I spent my high school years avoiding the cafeteria, preferring to eat my lunch in the band room in the rabbit warren of practice rooms afforded by a school district that took the arts seriously. My high school had a nice cafeteria, with large picture windows that overlooked the Atlantic Ocean, but I wanted no part of it. I didn’t want to have to choose a team, I didn’t want to have to be rejected by a team or have one team think I preferred it over another. I just wanted to eat my lunch and get on with my day.
The high school cafeteria, I think, is a good metaphor for most of life, and it doesn’t change when you get older.
I spent most of this week at a work conference. This conference, which shall remain nameless, was populated entirely with people who had titles. Each attendee was a success, to some degree, in his or her career. We were, in our day jobs, the kinds of people for whom others stand when we enter a room and others call “Ma’am” and “Sir.” We have armed security dedicated to our personal protection. We are not to be trifled with.
And yet, come meal time, we were all 15 years old, grabbing the wrists of our friends, whispering, “save me a seat” and avoiding eye contact when necessary.
I don’t care how educated you are, how fancy your job title, or how objectively successful you are, there is nothing more intimidating than walking into a room full of tables at lunch and being asked to choose a seat. If I sit here, then will she think I don’t like her? But if I sit here, then he might get the wrong idea. What if she doesn’t want me to sit there? And if I sit next to him, I’ll get to make all the snarky comments I want to, but that might make her feel left out, but she doesn’t like him, but he just wants to fit in, and what about that poor new girl in the corner that looks nice but doesn’t know anyone? Am I obligated to force one of my friends to give up a seat at a table that already doesn’t have enough seats to include her?
It is a social minefield if you are 15 or 55.
Inevitably, someone’s feelings get hurt, and I hate that, especially when they’re mine. I don’t ever ever want to hurt someone’s feelings, but I am not aware of a method to ensure that won’t happen. In fact, I’m such a blundering oaf that I seem to trample on feelings by accident as often as I trample on toes while dancing. I just want to eat my lunch and get on with my day. Nothing has changed, but now there is no band room to escape to. Now, there is networking to attend to, which requires my in-person attendance.
And what of the dinners?
How does one make plans when we’re on our own and there are 200 people in the room and a restaurant can only accommodate a table for eight? 192 people are going to be left out. Who are the select eight? First come, first serve? The elite eight? Drawing lots?
Who gets to be the cool kids sitting at the cool kids table?
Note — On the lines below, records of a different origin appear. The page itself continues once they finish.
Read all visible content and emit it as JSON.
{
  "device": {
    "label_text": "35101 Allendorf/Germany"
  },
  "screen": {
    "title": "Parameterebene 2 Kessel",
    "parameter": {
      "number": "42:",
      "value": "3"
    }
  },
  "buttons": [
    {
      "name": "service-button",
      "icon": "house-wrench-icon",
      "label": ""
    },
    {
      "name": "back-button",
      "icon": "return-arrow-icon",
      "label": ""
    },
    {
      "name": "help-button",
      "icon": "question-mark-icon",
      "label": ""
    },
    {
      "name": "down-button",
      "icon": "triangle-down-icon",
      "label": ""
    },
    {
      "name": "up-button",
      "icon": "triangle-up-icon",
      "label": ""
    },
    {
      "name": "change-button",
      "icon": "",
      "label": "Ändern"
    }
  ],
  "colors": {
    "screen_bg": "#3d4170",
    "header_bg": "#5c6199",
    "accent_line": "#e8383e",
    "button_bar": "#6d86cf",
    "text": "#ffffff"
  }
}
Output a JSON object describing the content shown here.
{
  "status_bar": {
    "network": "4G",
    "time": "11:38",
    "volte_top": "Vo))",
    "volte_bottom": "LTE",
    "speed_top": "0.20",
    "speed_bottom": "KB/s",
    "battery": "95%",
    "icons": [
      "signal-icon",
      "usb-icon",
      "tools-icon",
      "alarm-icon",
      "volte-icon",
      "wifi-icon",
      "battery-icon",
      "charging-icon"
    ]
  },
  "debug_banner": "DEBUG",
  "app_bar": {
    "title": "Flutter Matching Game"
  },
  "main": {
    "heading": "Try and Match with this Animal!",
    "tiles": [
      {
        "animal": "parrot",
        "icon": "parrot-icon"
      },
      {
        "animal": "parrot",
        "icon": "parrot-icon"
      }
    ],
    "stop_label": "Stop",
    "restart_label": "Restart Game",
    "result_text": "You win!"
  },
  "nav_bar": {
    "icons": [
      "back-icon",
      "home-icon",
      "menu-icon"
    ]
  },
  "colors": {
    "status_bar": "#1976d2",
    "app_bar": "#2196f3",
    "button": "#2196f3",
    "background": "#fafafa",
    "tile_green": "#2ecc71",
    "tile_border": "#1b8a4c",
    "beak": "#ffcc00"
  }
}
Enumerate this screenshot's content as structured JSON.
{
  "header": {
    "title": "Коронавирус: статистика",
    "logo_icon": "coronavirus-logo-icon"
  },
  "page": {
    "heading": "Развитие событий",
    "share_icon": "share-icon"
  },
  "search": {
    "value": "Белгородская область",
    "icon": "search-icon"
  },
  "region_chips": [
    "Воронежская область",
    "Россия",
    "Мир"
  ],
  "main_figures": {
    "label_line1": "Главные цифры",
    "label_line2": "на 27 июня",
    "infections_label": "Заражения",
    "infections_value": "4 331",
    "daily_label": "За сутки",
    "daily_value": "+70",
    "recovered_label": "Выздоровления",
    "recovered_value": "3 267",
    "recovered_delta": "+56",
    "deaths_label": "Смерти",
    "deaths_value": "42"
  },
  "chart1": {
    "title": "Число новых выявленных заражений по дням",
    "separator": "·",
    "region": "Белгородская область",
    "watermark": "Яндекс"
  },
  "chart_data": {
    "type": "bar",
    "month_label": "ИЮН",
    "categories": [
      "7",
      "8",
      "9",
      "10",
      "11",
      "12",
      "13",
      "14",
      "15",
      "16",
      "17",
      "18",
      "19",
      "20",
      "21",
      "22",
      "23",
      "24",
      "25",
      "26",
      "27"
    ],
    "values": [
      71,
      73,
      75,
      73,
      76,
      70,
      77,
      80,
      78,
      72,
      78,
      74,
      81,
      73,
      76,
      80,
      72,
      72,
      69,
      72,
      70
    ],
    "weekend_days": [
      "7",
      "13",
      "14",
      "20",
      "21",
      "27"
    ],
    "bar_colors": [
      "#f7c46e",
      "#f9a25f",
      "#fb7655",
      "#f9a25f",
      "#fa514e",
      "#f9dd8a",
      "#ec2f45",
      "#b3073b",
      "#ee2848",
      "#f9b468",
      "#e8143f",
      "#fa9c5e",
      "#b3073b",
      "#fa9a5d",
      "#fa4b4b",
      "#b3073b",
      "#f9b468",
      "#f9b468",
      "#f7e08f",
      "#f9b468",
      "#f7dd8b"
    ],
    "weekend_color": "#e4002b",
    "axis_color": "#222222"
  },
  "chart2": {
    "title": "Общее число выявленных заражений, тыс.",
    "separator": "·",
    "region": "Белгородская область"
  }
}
I don’t know. I’ve never been a cool kid.
Unless you define a cool kid as someone who has just given up. Someone who owns the awkward and who declares whatever room she’s in as the metaphorical band room instead of the cafeteria. Come join me in the practice room, fellow misfits. Let’s eat our lunches, spill sauce down the fronts of our shirts and laugh at inappropriate things. Everyone’s welcome.
If you enjoyed this and want to read more like it, visit Lori at her website, www.loriduffwrites.com , on Twitter, or on Facebook. Lori is a National Society of Newspaper Columnists 2018 & 2019 Columnist winner, and a New Apple, Readers’ Favorite, and eLit award winner for her latest release, “You Know I Love You Because You’re Still Alive.” She is also the author of the bestselling books “Mismatched Shoes and Upside Down Pizza,” and “The Armadillo, the Pickaxe, and the Laundry Basket.”